A single number is the answer: how many lines of the entries contain the word "Érvényes"?

*** Opening Data for review ***

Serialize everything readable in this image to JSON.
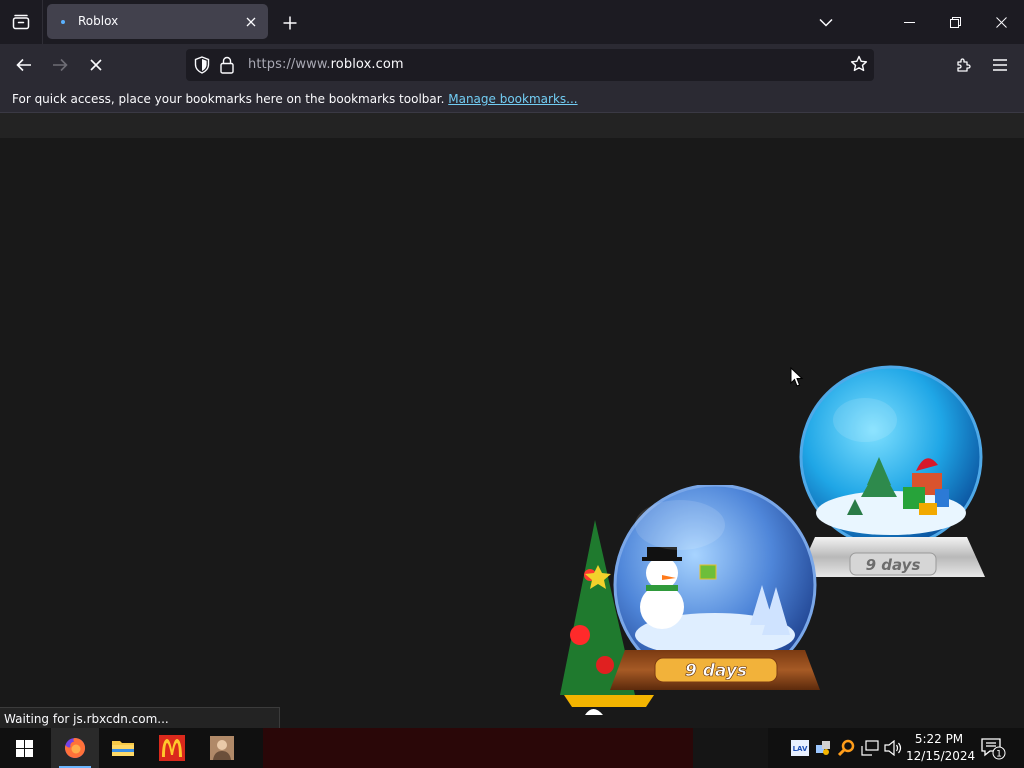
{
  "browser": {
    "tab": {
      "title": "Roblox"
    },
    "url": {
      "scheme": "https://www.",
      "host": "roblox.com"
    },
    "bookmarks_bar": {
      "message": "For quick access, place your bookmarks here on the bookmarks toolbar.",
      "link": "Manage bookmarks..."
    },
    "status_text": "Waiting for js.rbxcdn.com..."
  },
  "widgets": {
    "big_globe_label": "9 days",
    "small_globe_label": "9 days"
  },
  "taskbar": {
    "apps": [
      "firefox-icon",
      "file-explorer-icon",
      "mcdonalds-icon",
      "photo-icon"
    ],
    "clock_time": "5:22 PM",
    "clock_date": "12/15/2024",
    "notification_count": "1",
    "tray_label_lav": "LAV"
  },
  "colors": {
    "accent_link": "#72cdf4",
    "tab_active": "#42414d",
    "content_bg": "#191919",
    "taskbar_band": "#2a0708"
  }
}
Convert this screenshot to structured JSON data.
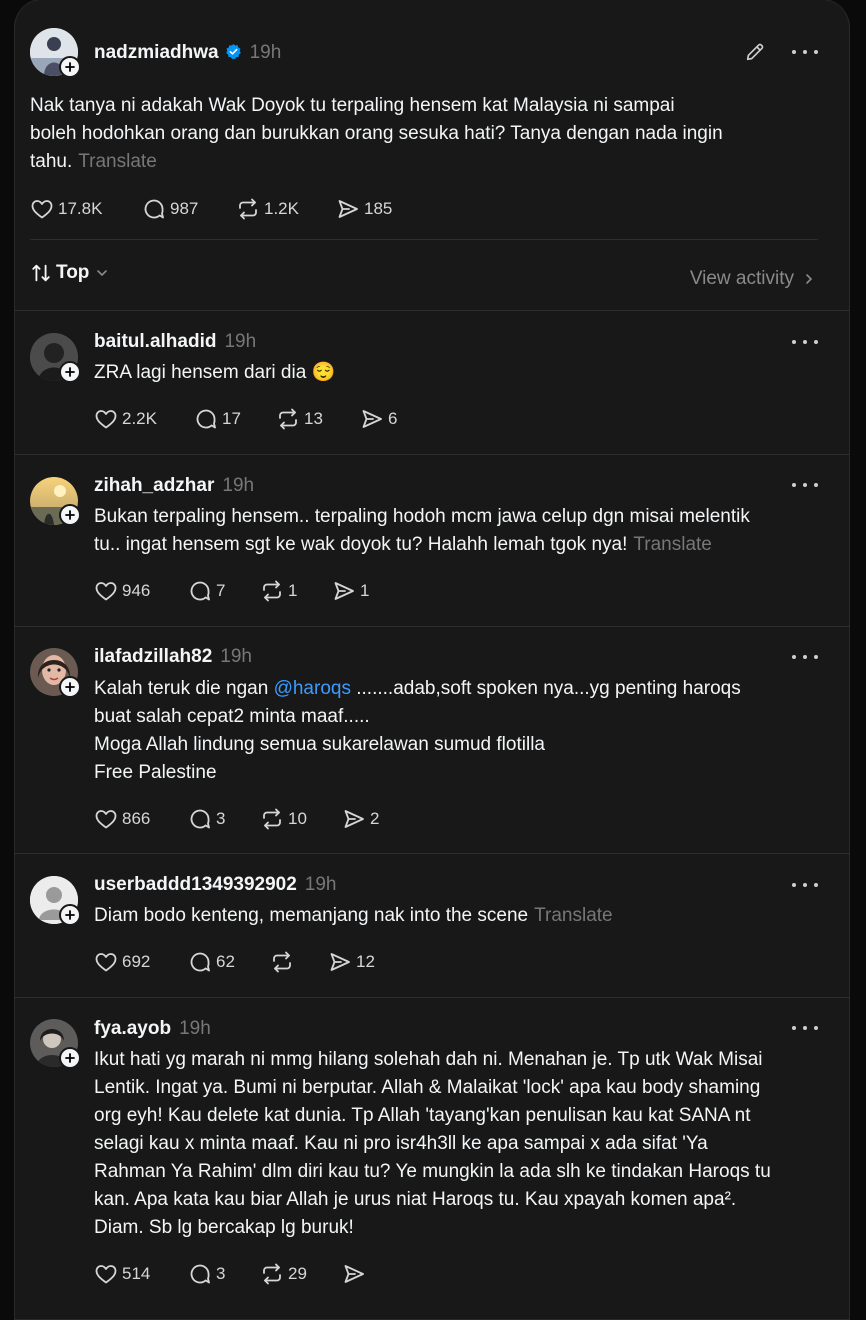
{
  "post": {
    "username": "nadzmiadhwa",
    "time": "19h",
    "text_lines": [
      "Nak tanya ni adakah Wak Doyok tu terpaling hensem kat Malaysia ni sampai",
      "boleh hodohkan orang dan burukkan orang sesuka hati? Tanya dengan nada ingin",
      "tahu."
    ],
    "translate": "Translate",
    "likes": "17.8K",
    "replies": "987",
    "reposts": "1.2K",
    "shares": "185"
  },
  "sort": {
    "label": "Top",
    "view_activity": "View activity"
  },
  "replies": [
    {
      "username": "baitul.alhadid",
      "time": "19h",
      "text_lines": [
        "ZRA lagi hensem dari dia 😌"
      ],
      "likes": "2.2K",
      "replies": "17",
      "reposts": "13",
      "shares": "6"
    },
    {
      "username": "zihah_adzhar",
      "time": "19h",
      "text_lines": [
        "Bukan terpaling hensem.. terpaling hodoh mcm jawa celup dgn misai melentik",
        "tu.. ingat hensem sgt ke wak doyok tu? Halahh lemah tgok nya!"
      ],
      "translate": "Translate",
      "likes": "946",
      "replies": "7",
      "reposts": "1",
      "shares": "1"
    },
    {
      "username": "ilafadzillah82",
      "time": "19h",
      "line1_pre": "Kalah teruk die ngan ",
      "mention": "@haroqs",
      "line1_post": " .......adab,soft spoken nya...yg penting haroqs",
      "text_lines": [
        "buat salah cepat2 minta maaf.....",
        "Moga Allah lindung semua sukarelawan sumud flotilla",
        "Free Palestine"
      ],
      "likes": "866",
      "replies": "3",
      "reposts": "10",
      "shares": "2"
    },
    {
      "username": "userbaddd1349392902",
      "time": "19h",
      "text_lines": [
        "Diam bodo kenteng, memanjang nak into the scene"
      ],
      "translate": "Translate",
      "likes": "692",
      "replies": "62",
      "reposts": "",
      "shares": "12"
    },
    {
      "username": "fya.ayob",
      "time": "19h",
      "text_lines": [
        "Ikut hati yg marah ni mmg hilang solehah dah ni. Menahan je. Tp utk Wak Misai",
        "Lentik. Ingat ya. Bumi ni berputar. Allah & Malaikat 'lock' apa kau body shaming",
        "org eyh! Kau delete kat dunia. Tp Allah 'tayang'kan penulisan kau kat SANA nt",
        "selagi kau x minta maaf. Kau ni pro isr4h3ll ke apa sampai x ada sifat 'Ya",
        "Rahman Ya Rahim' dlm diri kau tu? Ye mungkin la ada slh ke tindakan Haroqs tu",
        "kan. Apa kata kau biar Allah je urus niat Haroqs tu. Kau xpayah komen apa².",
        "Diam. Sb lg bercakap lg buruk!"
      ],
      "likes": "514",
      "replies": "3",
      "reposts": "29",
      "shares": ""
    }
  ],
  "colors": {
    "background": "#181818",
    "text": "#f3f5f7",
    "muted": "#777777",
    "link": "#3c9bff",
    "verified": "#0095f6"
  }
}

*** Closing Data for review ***
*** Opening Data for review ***

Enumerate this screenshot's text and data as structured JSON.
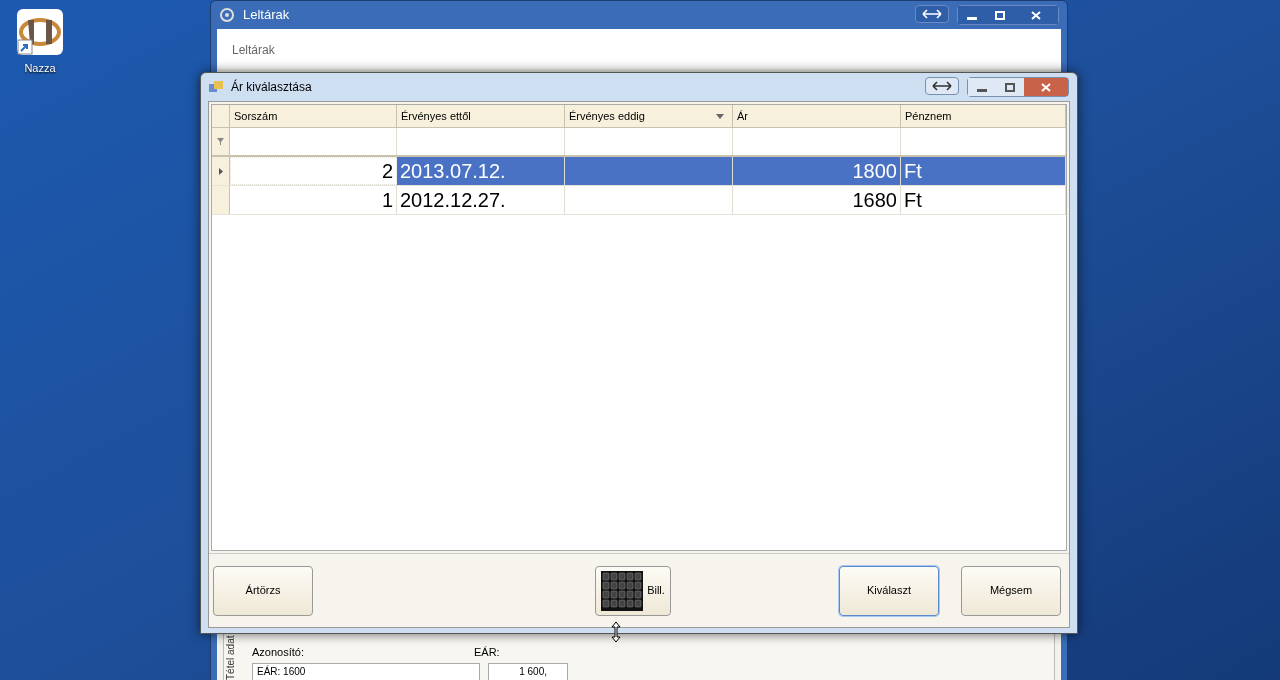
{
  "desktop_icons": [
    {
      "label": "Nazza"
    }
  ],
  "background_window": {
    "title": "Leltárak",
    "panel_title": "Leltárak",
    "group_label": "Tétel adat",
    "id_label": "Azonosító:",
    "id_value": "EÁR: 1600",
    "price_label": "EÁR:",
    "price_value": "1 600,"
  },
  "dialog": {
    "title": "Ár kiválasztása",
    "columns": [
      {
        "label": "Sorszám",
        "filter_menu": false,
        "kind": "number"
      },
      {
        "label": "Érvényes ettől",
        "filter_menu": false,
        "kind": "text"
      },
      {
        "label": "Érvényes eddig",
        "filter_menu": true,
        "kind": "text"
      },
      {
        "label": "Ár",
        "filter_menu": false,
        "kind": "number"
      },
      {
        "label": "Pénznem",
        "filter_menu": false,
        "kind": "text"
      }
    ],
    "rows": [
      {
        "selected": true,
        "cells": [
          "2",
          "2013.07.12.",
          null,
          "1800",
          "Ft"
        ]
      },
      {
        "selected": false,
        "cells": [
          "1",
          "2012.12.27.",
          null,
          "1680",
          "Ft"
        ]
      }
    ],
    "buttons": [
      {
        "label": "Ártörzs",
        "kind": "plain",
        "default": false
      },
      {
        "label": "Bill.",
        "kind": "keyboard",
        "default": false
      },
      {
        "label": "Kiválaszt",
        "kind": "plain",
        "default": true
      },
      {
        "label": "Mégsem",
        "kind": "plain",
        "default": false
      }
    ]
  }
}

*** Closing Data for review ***

▶ **Response area**:
2